● Task prompt: Would you please copy the entries exactly, leaving every picture aside?

Stored data entries
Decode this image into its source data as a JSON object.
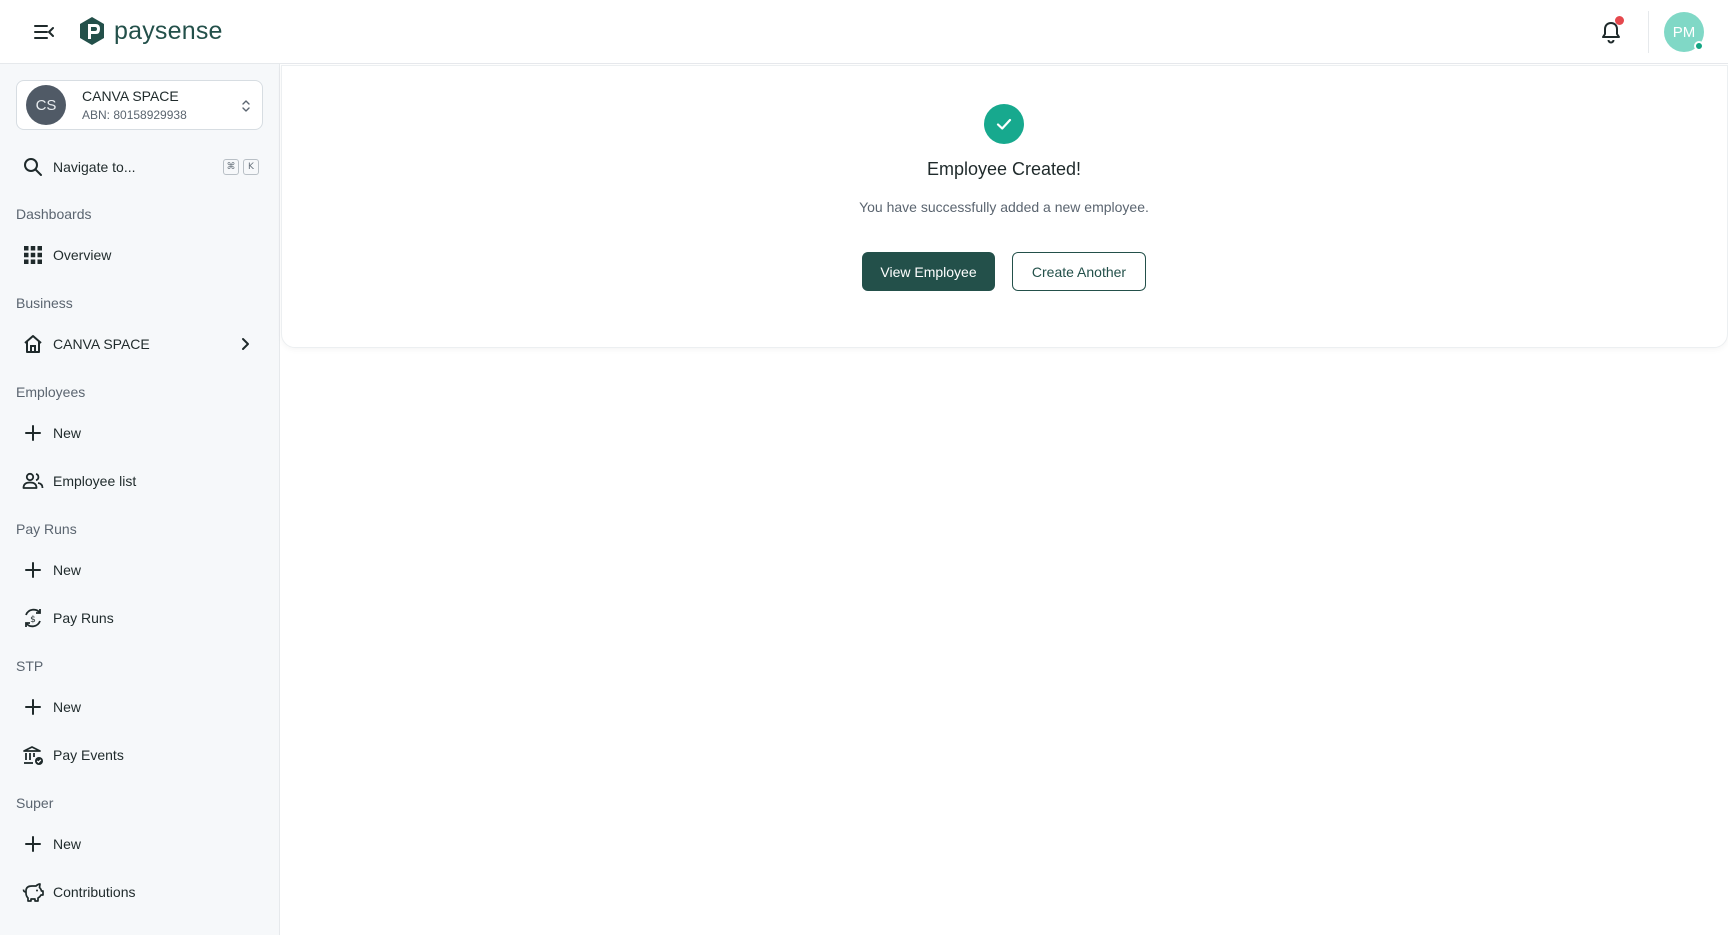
{
  "header": {
    "app_name": "paysense",
    "menu_icon": "menu-collapse-icon",
    "notifications_icon": "bell-icon",
    "user_initials": "PM"
  },
  "sidebar": {
    "business": {
      "initials": "CS",
      "name": "CANVA SPACE",
      "abn": "ABN: 80158929938"
    },
    "search": {
      "label": "Navigate to...",
      "shortcut_keys": [
        "⌘",
        "K"
      ]
    },
    "sections": [
      {
        "title": "Dashboards",
        "items": [
          {
            "label": "Overview",
            "icon": "grid-icon"
          }
        ]
      },
      {
        "title": "Business",
        "items": [
          {
            "label": "CANVA SPACE",
            "icon": "home-icon",
            "has_chevron": true
          }
        ]
      },
      {
        "title": "Employees",
        "items": [
          {
            "label": "New",
            "icon": "plus-icon"
          },
          {
            "label": "Employee list",
            "icon": "people-icon"
          }
        ]
      },
      {
        "title": "Pay Runs",
        "items": [
          {
            "label": "New",
            "icon": "plus-icon"
          },
          {
            "label": "Pay Runs",
            "icon": "currency-exchange-icon"
          }
        ]
      },
      {
        "title": "STP",
        "items": [
          {
            "label": "New",
            "icon": "plus-icon"
          },
          {
            "label": "Pay Events",
            "icon": "bank-check-icon"
          }
        ]
      },
      {
        "title": "Super",
        "items": [
          {
            "label": "New",
            "icon": "plus-icon"
          },
          {
            "label": "Contributions",
            "icon": "piggy-bank-icon"
          }
        ]
      }
    ]
  },
  "main": {
    "title": "Employee Created!",
    "message": "You have successfully added a new employee.",
    "primary_button": "View Employee",
    "secondary_button": "Create Another",
    "icon": "check-circle-icon"
  },
  "colors": {
    "brand": "#23504a",
    "success": "#17a98e",
    "notification_dot": "#e5484d",
    "avatar_user": "#80d8c6"
  }
}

● Written response:
Decode this image into its source data as a JSON object.
{
  "header": {
    "app_name": "paysense",
    "menu_icon": "menu-collapse-icon",
    "notifications_icon": "bell-icon",
    "user_initials": "PM"
  },
  "sidebar": {
    "business": {
      "initials": "CS",
      "name": "CANVA SPACE",
      "abn": "ABN: 80158929938"
    },
    "search": {
      "label": "Navigate to...",
      "shortcut_keys": [
        "⌘",
        "K"
      ]
    },
    "sections": [
      {
        "title": "Dashboards",
        "items": [
          {
            "label": "Overview",
            "icon": "grid-icon"
          }
        ]
      },
      {
        "title": "Business",
        "items": [
          {
            "label": "CANVA SPACE",
            "icon": "home-icon",
            "has_chevron": true
          }
        ]
      },
      {
        "title": "Employees",
        "items": [
          {
            "label": "New",
            "icon": "plus-icon"
          },
          {
            "label": "Employee list",
            "icon": "people-icon"
          }
        ]
      },
      {
        "title": "Pay Runs",
        "items": [
          {
            "label": "New",
            "icon": "plus-icon"
          },
          {
            "label": "Pay Runs",
            "icon": "currency-exchange-icon"
          }
        ]
      },
      {
        "title": "STP",
        "items": [
          {
            "label": "New",
            "icon": "plus-icon"
          },
          {
            "label": "Pay Events",
            "icon": "bank-check-icon"
          }
        ]
      },
      {
        "title": "Super",
        "items": [
          {
            "label": "New",
            "icon": "plus-icon"
          },
          {
            "label": "Contributions",
            "icon": "piggy-bank-icon"
          }
        ]
      }
    ]
  },
  "main": {
    "title": "Employee Created!",
    "message": "You have successfully added a new employee.",
    "primary_button": "View Employee",
    "secondary_button": "Create Another",
    "icon": "check-circle-icon"
  },
  "colors": {
    "brand": "#23504a",
    "success": "#17a98e",
    "notification_dot": "#e5484d",
    "avatar_user": "#80d8c6"
  }
}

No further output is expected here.